The war is over! VJ Day

15 August 1945

Sailor celebrating VJ Day
Sailor celebrating VJ Day (Alexander Turnbull Library, 1/4-001824; F)

Japan’s surrender following the detonation of atomic bombs over the cities of Hiroshima and Nagasaki ended the Second World War. More than 200,000 New Zealanders had served during six long years of war, and more than 11,500 had died.

News of the Japanese surrender arrived in New Zealand at 11 a.m. on 15 August. As with VE Day in May, VJ Day events were regulated by officialdom. Once again the preparations had been considerable, and the celebrations generally ran smoothly. 

Sirens sounded immediately, a national ceremony was held, and local celebrations followed. Once more there were parades, bands playing, thanksgiving services, bonfires, dances and community sports meetings, and again there was a two-day public holiday.

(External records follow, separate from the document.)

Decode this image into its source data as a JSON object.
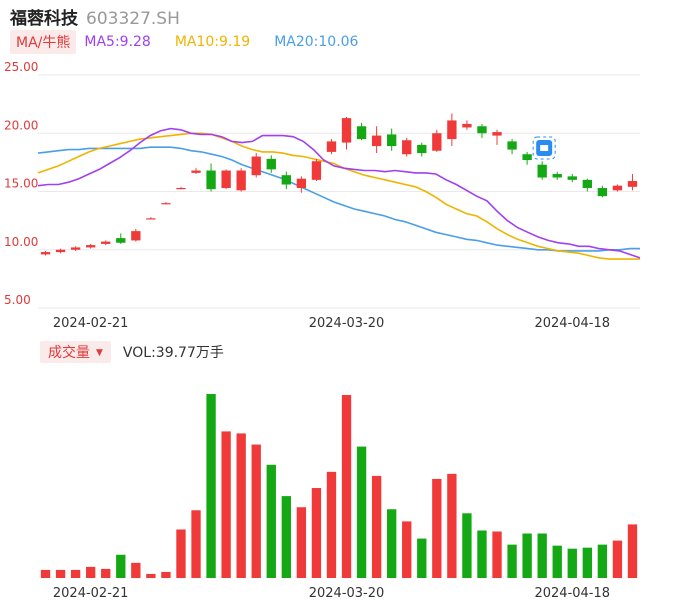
{
  "header": {
    "stock_name": "福蓉科技",
    "stock_code": "603327.SH"
  },
  "ma_bar": {
    "toggle_label": "MA/牛熊",
    "ma5_label": "MA5:9.28",
    "ma10_label": "MA10:9.19",
    "ma20_label": "MA20:10.06",
    "ma5_color": "#a040f0",
    "ma10_color": "#f0b400",
    "ma20_color": "#4a9ee8"
  },
  "volume_bar": {
    "toggle_label": "成交量",
    "value_label": "VOL:39.77万手"
  },
  "colors": {
    "up": "#f03a3a",
    "down": "#14a814",
    "axis_text": "#e03a3a",
    "grid": "#e9e9e9"
  },
  "chart_data": [
    {
      "type": "candlestick",
      "ylim": [
        5,
        25
      ],
      "y_ticks": [
        "25.00",
        "20.00",
        "15.00",
        "10.00",
        "5.00"
      ],
      "y_tick_values": [
        25,
        20,
        15,
        10,
        5
      ],
      "x_tick_labels": [
        "2024-02-21",
        "2024-03-20",
        "2024-04-18"
      ],
      "x_tick_indices": [
        3,
        20,
        35
      ],
      "candles": [
        {
          "o": 9.6,
          "c": 9.8,
          "h": 9.9,
          "l": 9.5
        },
        {
          "o": 9.8,
          "c": 10.0,
          "h": 10.1,
          "l": 9.7
        },
        {
          "o": 10.0,
          "c": 10.2,
          "h": 10.3,
          "l": 9.9
        },
        {
          "o": 10.2,
          "c": 10.4,
          "h": 10.5,
          "l": 10.1
        },
        {
          "o": 10.5,
          "c": 10.7,
          "h": 10.8,
          "l": 10.4
        },
        {
          "o": 11.0,
          "c": 10.6,
          "h": 11.4,
          "l": 10.5
        },
        {
          "o": 10.8,
          "c": 11.6,
          "h": 11.8,
          "l": 10.7
        },
        {
          "o": 12.6,
          "c": 12.7,
          "h": 12.8,
          "l": 12.6
        },
        {
          "o": 13.9,
          "c": 14.0,
          "h": 14.1,
          "l": 13.9
        },
        {
          "o": 15.2,
          "c": 15.3,
          "h": 15.4,
          "l": 15.2
        },
        {
          "o": 16.6,
          "c": 16.8,
          "h": 17.0,
          "l": 16.5
        },
        {
          "o": 16.8,
          "c": 15.2,
          "h": 17.4,
          "l": 15.0
        },
        {
          "o": 15.3,
          "c": 16.8,
          "h": 16.9,
          "l": 15.2
        },
        {
          "o": 15.1,
          "c": 16.8,
          "h": 17.0,
          "l": 15.0
        },
        {
          "o": 16.4,
          "c": 18.0,
          "h": 18.3,
          "l": 16.2
        },
        {
          "o": 17.8,
          "c": 16.9,
          "h": 18.1,
          "l": 16.6
        },
        {
          "o": 16.4,
          "c": 15.6,
          "h": 16.7,
          "l": 15.2
        },
        {
          "o": 15.3,
          "c": 16.1,
          "h": 16.3,
          "l": 14.9
        },
        {
          "o": 16.0,
          "c": 17.6,
          "h": 17.8,
          "l": 15.9
        },
        {
          "o": 18.4,
          "c": 19.3,
          "h": 19.5,
          "l": 18.2
        },
        {
          "o": 19.2,
          "c": 21.3,
          "h": 21.4,
          "l": 18.6
        },
        {
          "o": 20.6,
          "c": 19.5,
          "h": 20.9,
          "l": 19.4
        },
        {
          "o": 18.9,
          "c": 19.8,
          "h": 20.6,
          "l": 18.3
        },
        {
          "o": 19.9,
          "c": 18.9,
          "h": 20.4,
          "l": 18.5
        },
        {
          "o": 18.2,
          "c": 19.4,
          "h": 19.6,
          "l": 18.0
        },
        {
          "o": 19.0,
          "c": 18.3,
          "h": 19.2,
          "l": 18.0
        },
        {
          "o": 18.5,
          "c": 20.0,
          "h": 20.3,
          "l": 18.4
        },
        {
          "o": 19.5,
          "c": 21.1,
          "h": 21.7,
          "l": 18.9
        },
        {
          "o": 20.5,
          "c": 20.8,
          "h": 21.1,
          "l": 20.3
        },
        {
          "o": 20.6,
          "c": 20.0,
          "h": 20.8,
          "l": 19.6
        },
        {
          "o": 19.8,
          "c": 20.1,
          "h": 20.3,
          "l": 19.0
        },
        {
          "o": 19.3,
          "c": 18.6,
          "h": 19.5,
          "l": 18.2
        },
        {
          "o": 18.2,
          "c": 17.7,
          "h": 18.4,
          "l": 17.3
        },
        {
          "o": 17.3,
          "c": 16.2,
          "h": 17.6,
          "l": 16.0
        },
        {
          "o": 16.5,
          "c": 16.2,
          "h": 16.7,
          "l": 16.0
        },
        {
          "o": 16.3,
          "c": 16.0,
          "h": 16.5,
          "l": 15.8
        },
        {
          "o": 16.0,
          "c": 15.3,
          "h": 16.1,
          "l": 15.0
        },
        {
          "o": 15.3,
          "c": 14.6,
          "h": 15.5,
          "l": 14.5
        },
        {
          "o": 15.1,
          "c": 15.5,
          "h": 15.6,
          "l": 15.0
        },
        {
          "o": 15.4,
          "c": 15.9,
          "h": 16.5,
          "l": 15.1
        }
      ],
      "ma5": [
        15.5,
        15.6,
        15.6,
        15.8,
        16.1,
        16.5,
        16.9,
        17.4,
        17.9,
        18.5,
        19.2,
        19.8,
        20.2,
        20.4,
        20.3,
        20.0,
        19.9,
        19.9,
        19.7,
        19.3,
        19.2,
        19.3,
        19.8,
        19.8,
        19.8,
        19.7,
        19.3,
        18.6,
        17.7,
        17.2,
        17.0,
        16.9,
        16.8,
        16.8,
        16.7,
        16.8,
        16.7,
        16.6,
        16.6,
        16.5,
        16.0,
        15.6,
        15.1,
        14.6,
        14.2,
        13.3,
        12.5,
        11.9,
        11.5,
        11.1,
        10.8,
        10.6,
        10.5,
        10.3,
        10.3,
        10.1,
        10.0,
        9.9,
        9.6,
        9.3
      ],
      "ma10": [
        16.6,
        16.9,
        17.2,
        17.6,
        18.0,
        18.4,
        18.7,
        18.9,
        19.1,
        19.3,
        19.5,
        19.6,
        19.7,
        19.8,
        19.9,
        20.0,
        20.0,
        19.9,
        19.6,
        19.3,
        18.9,
        18.6,
        18.4,
        18.4,
        18.3,
        18.1,
        18.0,
        17.8,
        17.6,
        17.4,
        17.0,
        16.7,
        16.4,
        16.2,
        16.0,
        15.8,
        15.6,
        15.4,
        15.0,
        14.5,
        13.9,
        13.5,
        13.1,
        12.9,
        12.4,
        11.8,
        11.3,
        10.9,
        10.6,
        10.3,
        10.1,
        9.9,
        9.8,
        9.7,
        9.5,
        9.3,
        9.2,
        9.2,
        9.2,
        9.2
      ],
      "ma20": [
        18.3,
        18.4,
        18.5,
        18.6,
        18.6,
        18.7,
        18.7,
        18.7,
        18.7,
        18.7,
        18.7,
        18.8,
        18.8,
        18.8,
        18.7,
        18.5,
        18.4,
        18.2,
        18.0,
        17.7,
        17.3,
        17.0,
        16.7,
        16.4,
        16.1,
        15.7,
        15.3,
        14.9,
        14.5,
        14.1,
        13.8,
        13.5,
        13.3,
        13.1,
        12.9,
        12.6,
        12.4,
        12.1,
        11.8,
        11.5,
        11.3,
        11.1,
        10.9,
        10.8,
        10.6,
        10.4,
        10.3,
        10.2,
        10.1,
        10.0,
        10.0,
        9.9,
        9.9,
        9.9,
        9.9,
        9.9,
        10.0,
        10.0,
        10.1,
        10.1
      ]
    },
    {
      "type": "bar",
      "series_name": "成交量",
      "x_tick_labels": [
        "2024-02-21",
        "2024-03-20",
        "2024-04-18"
      ],
      "x_tick_indices": [
        3,
        20,
        35
      ],
      "values": [
        8,
        8,
        8,
        11,
        9,
        23,
        15,
        4,
        6,
        48,
        67,
        182,
        145,
        143,
        132,
        112,
        81,
        70,
        89,
        105,
        181,
        130,
        101,
        68,
        56,
        39,
        98,
        103,
        64,
        47,
        46,
        33,
        44,
        44,
        32,
        29,
        30,
        33,
        37,
        53
      ],
      "up_flags": [
        1,
        1,
        1,
        1,
        1,
        0,
        1,
        1,
        1,
        1,
        1,
        0,
        1,
        1,
        1,
        0,
        0,
        1,
        1,
        1,
        1,
        0,
        1,
        0,
        1,
        0,
        1,
        1,
        0,
        0,
        1,
        0,
        0,
        0,
        0,
        0,
        0,
        0,
        1,
        1
      ]
    }
  ]
}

In Auckland, where fewer events were organised, people began to enjoy themselves the moment the factory whistle sounded, drinking, dancing and scattering confetti. Then rowdy elements began throwing bottles, windows were smashed and people were hurt. By evening, 51 had been taken to hospital and an estimated 15 tons of glass littered the streets.